Joseph Leslie Sample was born on February 1, 1939 in Houston, TX. He found himself enamored shortly after being introduced to the piano at just five years of age, and stuck with the instrument throughout childhood. He eventually went on to study music performance at Texas Southern University, where he teamed up with his old friends saxophonist Wilton Felder, drummer Stix Hooper, trombonist Wayne Henderson, and several other musicians to form The Jazz Crusaders (later, just The Crusaders).

The then-teenagers would travel across the Gulf states, playing dive bars and strip clubs trying to emulate music by the likes of John Coltrane. “There was nothing city-slick about what we did,” Sample told The Independent in 1995 about the group’s musical origins.

The group never graduated from TSU. Instead, they moved from Houston to Los Angeles in the late ’50s to pursue their musical aspirations as a hard-bop group, which was the dominant style of jazz in that era. The group quickly stood out from the crowd for their unique sound, which included Henderson and Felder playing choruses in unison.

This praise gave them the confidence to experiment much more with their music, until they eventually hit on a winning formula by incorporating elements of soul and funk into a unique fusion that effectively pioneered the styles and techniques we continue to hear in contemporary jazz, and other genres, to this day.

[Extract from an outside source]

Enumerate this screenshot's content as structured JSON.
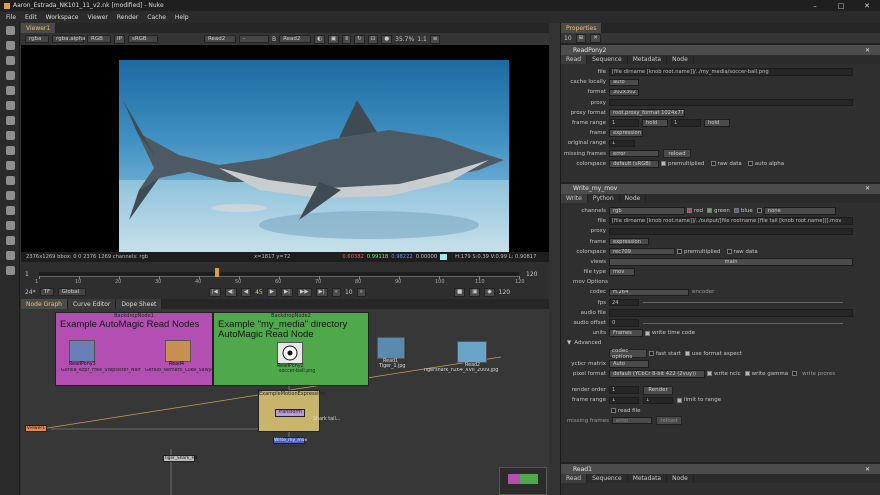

“We are the fathers of jazz-funk-fusion,” Henderson told the LA Times in 1995. “We took pop tunes… and did them melodically with a groove, so people could dance if they wanted.”

The Jazz Crusaders recorded their first album, Freedom Sound, in 1961; which served as the first of more than 40 albums the group released – 19 of which would go on to chart in the Billboard 200. They dropped the “jazz” from their name in 1971 order to align audience expectations with the increasingly experimental sounds and catchy grooves that saw them depart further from what is traditionally called ‘jazz.’ The group added an electric bassist and guitarist, and Sample started experimenting with electric keyboards – Including the Fender Rhodes. This ushered in a new era for the group, which continued until they broke up in 1987.

Sample’s experimental energy, electric virtuosity, and unique compositions made him a highly sought-after performer and composer, and laid the groundwork for him to work with the likes of Miles Davis, Freddie Hubbard, Ella Fitzgerald, James Brown, George Benson, Marvin Gaye, Anita Baker, Joni Mitchell, and many others throughout the height of The Crusader’s success and beyond.

Sample was also a critically acclaimed solo performer in his own right, working with other musicians to record 21 solo albums in a career that spanned more than 50-years. He also holds writing, production, and performing credits on countless other releases. Has last solo release, Live, hit stores in 2012 and featured featured Randy Crawford (vocals), Steve Gadd (drums), and his son Nicklas (bass).

He was truly one of the most influential pianists of a generation, and stands as fixture of contemporary jazz.

Sample is survived by his wife Yolanda and his son Nicklas.